From the latest issue of The American Conservative, a review by Peter Hitchens (the Good Hitchens) of John O’Sullivan’s The President, the Pope, and the Prime Minister: Three Who Changed the World:
“I might add that Poland, though freed from the iron manacles of Moscow, is now instead wrapped up in the sticky marshmallow bonds of the European Union, a despotic, secretive, and lawless empire with the strong potential to get much worse than it already is.”
The death of communism was brought about by what seems to O’Sullivan to have been the very hand of Providence, a benevolent God who deemed that Reagan, Thatcher, and Wojtyla should all have attained their offices simultaneously. O’Sullivan’s thesis is that these three coalesced in a divine concatenation of forces, as it were, that brought down the godless Soviets. As “one of the last Protestants still standing in Britain,” Hitchens is inclined to believe in this miraculous manifestation of divine will, and yet:
“I cannot quite share John O’Sullivan’s awe at these things, even though I once did, and even though I should like to. As I read, and enjoyed, his fond recollections of Margaret Thatcher’s resolve and Ronald Reagan’s humorous squashing of liberal idiocy, I kept thinking, ‘Yes, so it was, but why in that case have we ended up as we are?'”
As more conservatives on both sides of the Atlantic begin to ask that question, the base of the War Party will start to crack.

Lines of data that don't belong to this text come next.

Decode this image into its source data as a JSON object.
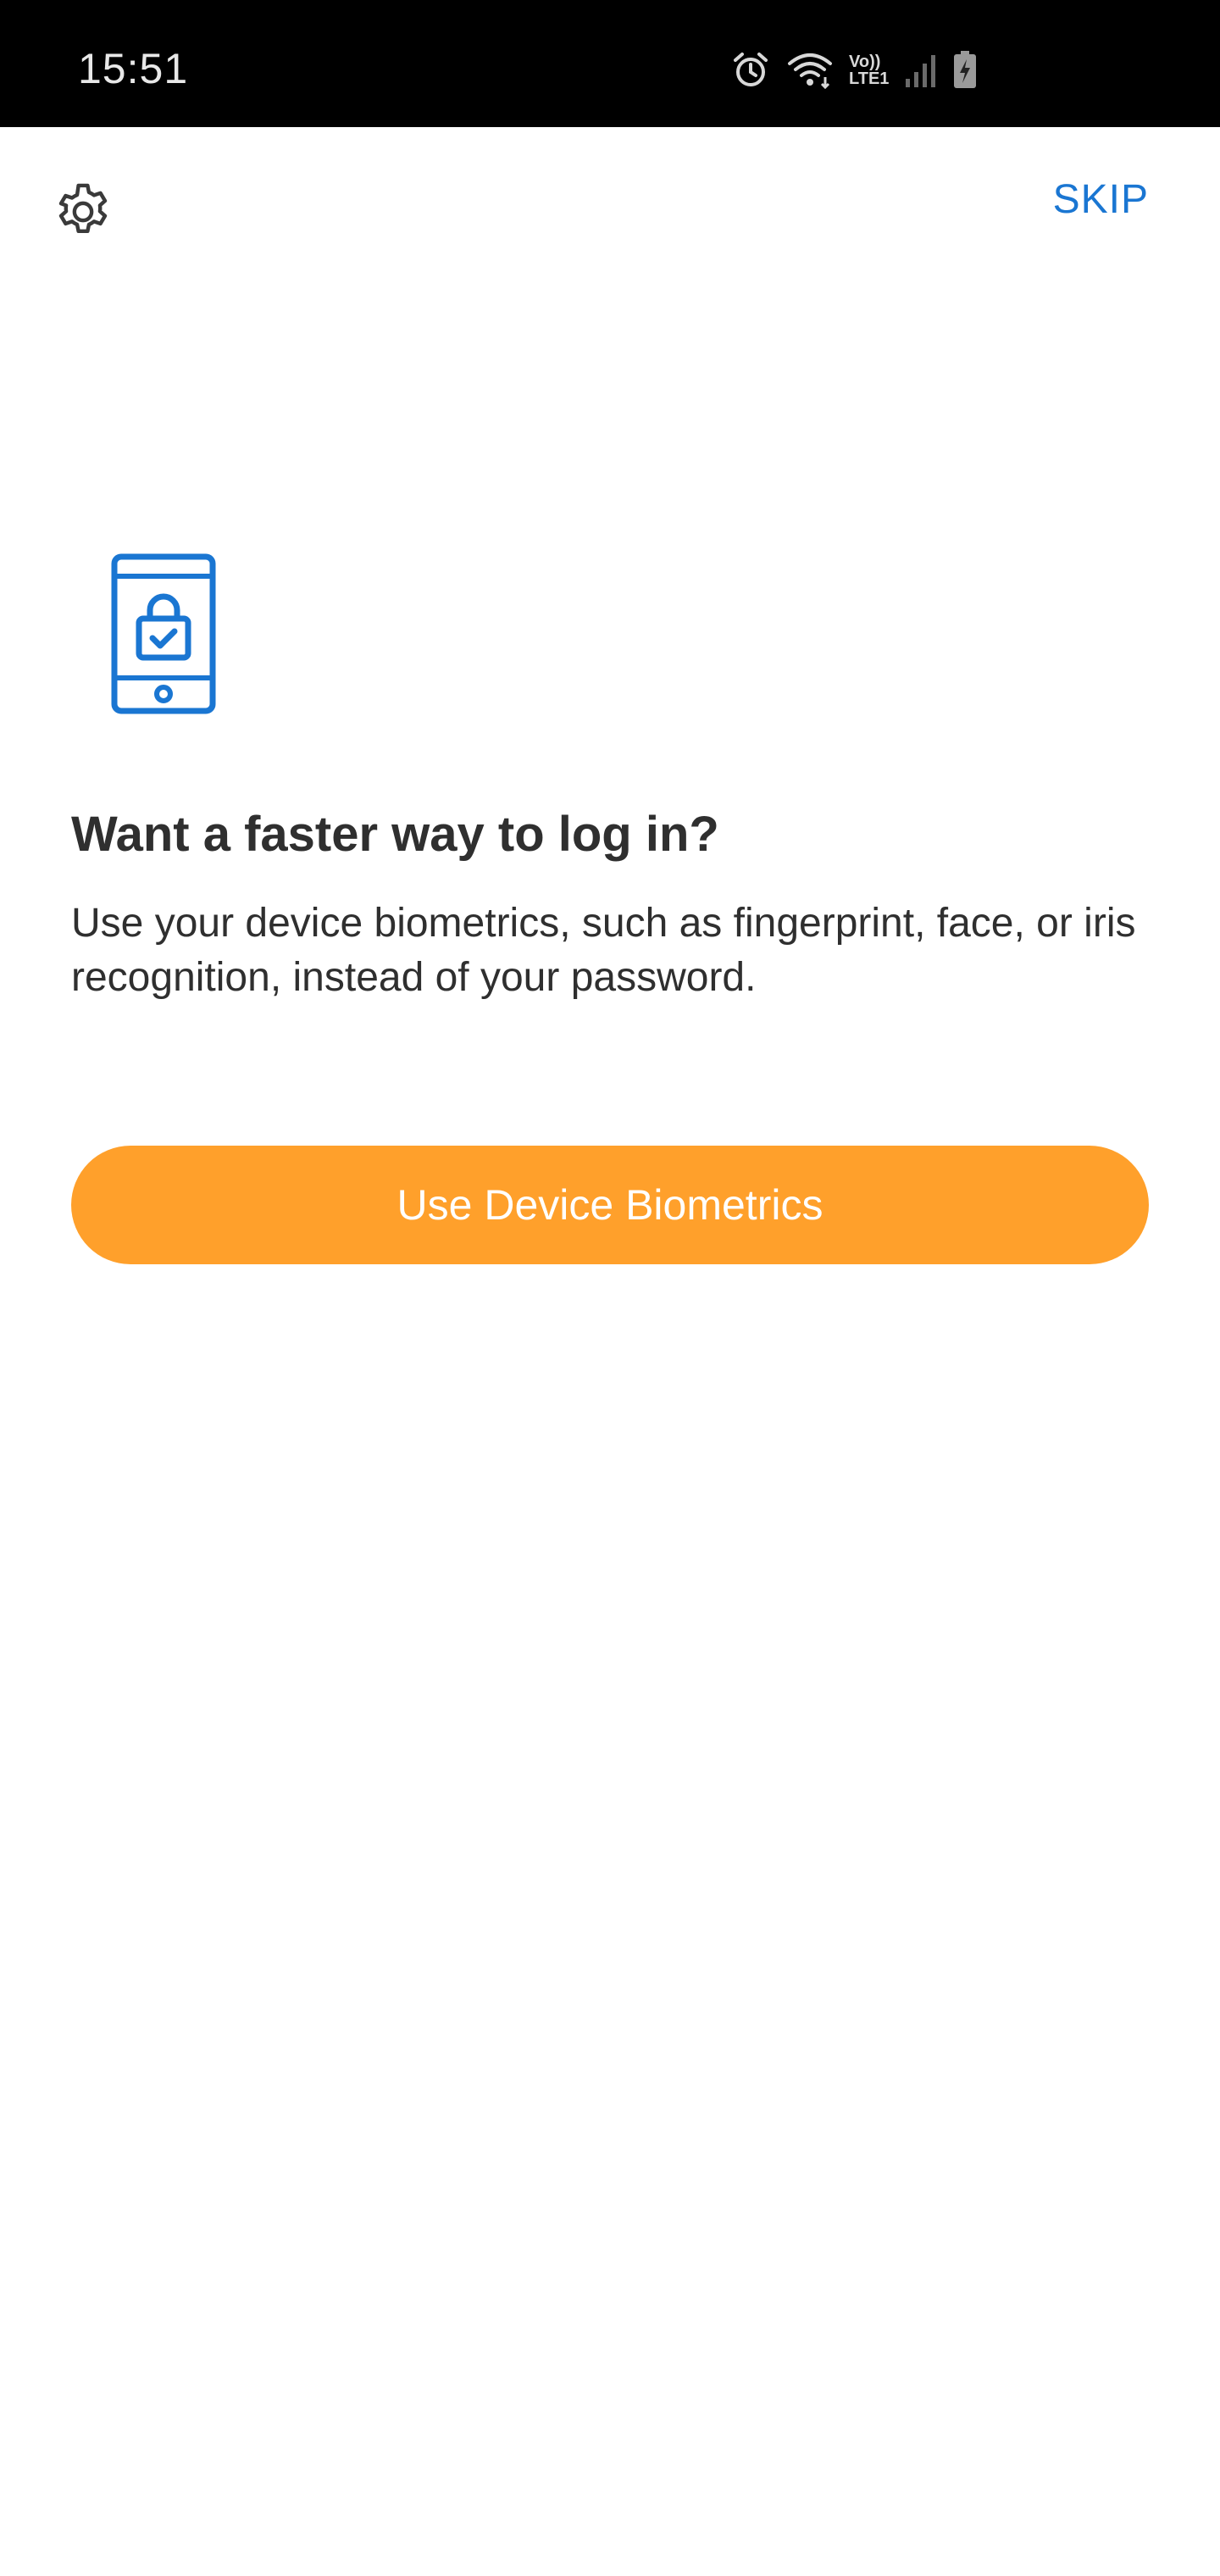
{
  "status_bar": {
    "time": "15:51",
    "icons": [
      "alarm-icon",
      "wifi-icon",
      "volte-lte-icon",
      "signal-icon",
      "battery-charging-icon"
    ],
    "volte_top": "Vo))",
    "volte_bottom": "LTE1"
  },
  "top_bar": {
    "settings_icon": "gear-icon",
    "skip_label": "SKIP"
  },
  "content": {
    "hero_icon": "phone-lock-icon",
    "headline": "Want a faster way to log in?",
    "description": "Use your device biometrics, such as fingerprint, face, or iris recognition, instead of your password.",
    "primary_button_label": "Use Device Biometrics"
  },
  "colors": {
    "accent": "#1a76d2",
    "button": "#ffa02b",
    "text": "#2f2f2f",
    "status_bar_bg": "#000000"
  }
}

I see this isn’t online, which is often the case with TAC‘s best stuff: which means that you’ve really got to subscribe to what is, to my mind, the most interesting magazine of political opinion in America.